Subsidiarity is a word and concept I did not know existed until recently. One of the first places the word first appeared for me was in a list of 10 Principles of Catholic Social Teaching. I am fairly certain this is not an official list, but it appears to be a summary of Catholic social teaching. I found the list interesting and well thought out. The list got me thinking. I am not certain of all the implications of the list, but I like it.
The list starts with a foundational principle that every person has dignity and is invaluable, because they have been created in the image of God and redeemed by Jesus Christ. So we must consider the common good, so that all may prosper. We are all part of the human family and all in this together (solidarity). We need to take care of the needy and the poor. We also need to take care of the earth. The government has a role to play to promote human dignity, protect human rights, and develop the common good. This should be done at the most immediate, or the lowest local level possible (subsidiarity). We all are entitled to participate in all aspects of the community. No one should be excluded. We all have human rights and responsibilities that need to be protected. We all have a right to fair wages, good working conditions and dignified work. The goal, the end result, of all of this should be a wholesome peace between us and God, and us and others.
It is hard for me to argue with the list, except possibly with subsidiarity and that may be me just having a hard time getting my head around how that works in real life. So I am going to explore more of this concept of subsidiarity.
Subsidiarity has been described by Pope Pius XI with “Just as it is gravely wrong to take from individuals what they can accomplish by their own initiative and industry and give it to the community, so also it is an injustice and at the same time a grave evil and disturbance of right order to assign to a greater and higher association what lesser and subordinate organizations can do. For every social activity ought of its very nature to furnish help to the members of the body social, and never destroy and absorb them.”

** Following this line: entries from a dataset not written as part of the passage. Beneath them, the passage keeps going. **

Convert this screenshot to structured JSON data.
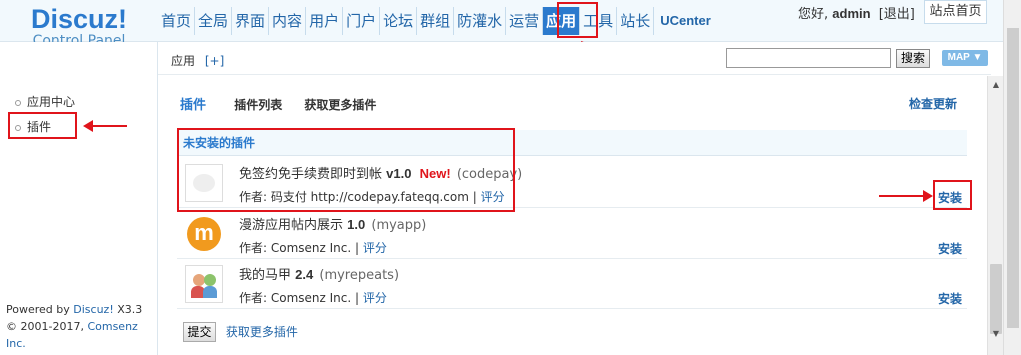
{
  "logo": {
    "brand": "Discuz!",
    "subtitle": "Control Panel"
  },
  "topnav": {
    "items": [
      "首页",
      "全局",
      "界面",
      "内容",
      "用户",
      "门户",
      "论坛",
      "群组",
      "防灌水",
      "运营",
      "应用",
      "工具",
      "站长",
      "UCenter"
    ],
    "active": "应用"
  },
  "user": {
    "greeting": "您好,",
    "name": "admin",
    "logout": "[退出]",
    "site_home": "站点首页"
  },
  "subbar": {
    "crumb": "应用",
    "plus": "[+]",
    "search_button": "搜索",
    "map_button": "MAP"
  },
  "sidebar": {
    "items": [
      "应用中心",
      "插件"
    ],
    "active": "插件"
  },
  "powered": {
    "line1_prefix": "Powered by ",
    "line1_link": "Discuz!",
    "line1_suffix": " X3.3",
    "line2_prefix": "© 2001-2017, ",
    "line2_link": "Comsenz Inc."
  },
  "main": {
    "tabs": [
      "插件",
      "插件列表",
      "获取更多插件"
    ],
    "check_update": "检查更新",
    "section_title": "未安装的插件",
    "plugins": [
      {
        "name": "免签约免手续费即时到帐",
        "version": "v1.0",
        "new_label": "New!",
        "id": "(codepay)",
        "author_label": "作者: 码支付 http://codepay.fateqq.com",
        "rate": "评分",
        "install": "安装"
      },
      {
        "name": "漫游应用帖内展示",
        "version": "1.0",
        "new_label": "",
        "id": "(myapp)",
        "author_label": "作者: Comsenz Inc.",
        "rate": "评分",
        "install": "安装"
      },
      {
        "name": "我的马甲",
        "version": "2.4",
        "new_label": "",
        "id": "(myrepeats)",
        "author_label": "作者: Comsenz Inc.",
        "rate": "评分",
        "install": "安装"
      }
    ],
    "submit": "提交",
    "more_plugins": "获取更多插件"
  },
  "colors": {
    "accent": "#2b7acd",
    "highlight": "#e0141b",
    "link": "#2366a8"
  }
}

Pope John Paul II with regards to the principle of subsidiarity says “A community of a higher order should not interfere in the internal life of a community of a lower order, depriving the latter of its functions, but rather should support it in case of need and help to coordinate its activity with the activities of the rest of society, always with a view to the common good.”
With these two descriptions, I take this to mean that the top down approach to society’s organizations, institutions, and governments is considered to be wrong. I would say communism breaks the principle by setting up community life from the highest level, and I would say laissez-faire capitalism also breaks the principle by not actively supporting the lower community for the good of all. Subsidiarity seems to plot a course between individualism and collectivism.
Also I see this principle as a bottom up approach to social work. We need to involve those who are being affected by the ministry. They need to have ownership as much as they are able. It should not be a top-down-one-size-fits-all program.
Subsidiarity also shows itself in the economic theory of Distributism, which states the belief that wealth should be widely owned instead of being concentrated in the hands of a few corporations and individuals. Distributism is in favor of small family or locally owned businesses and is against large corporations controlling a market. It is in favor of competition.
I am not certain how to put subsidiarity into practice in today’s world and how well it would work but I can see it working in some small ways. I like a lot of what I learned about subsidiarity. I am not certain I agree 100% with it but I do appreciate all the thought that has gone into it. Catholic social teaching has been well thought out and I appreciate the effort over the centuries that have been put into it. Again the key Biblical foundation principle is every person has dignity and is invaluable, because they have been created in the image of God (Genesis 1:27) and redeemed by Jesus Christ (1 John 2:2).
2 thoughts on “Subsidiarity”
I tend to agree with you and enjoy how you wrote about it. I would enjoy talking to you about this, to develop some thoughts that expand the subject and maybe tickle some further understanding and things to think about.
I like what you shared, Paul. I think that one of the good things about subsidiarity is that it puts the responsibility of helping, loving, and caring for others at our doorstep, so to speak, instead of giving us an “excuse” from serving and loving because a “higher institution” (i.e., government) is doing it for us. I’ve known people who have said to me that they don’t feel like they need to give anything to the church or to agencies that help others, or even give anything of themselves because the government is doing it. Subsidiarity is meant, I think, to keep putting the responsibility of loving our neighbors back in our laps.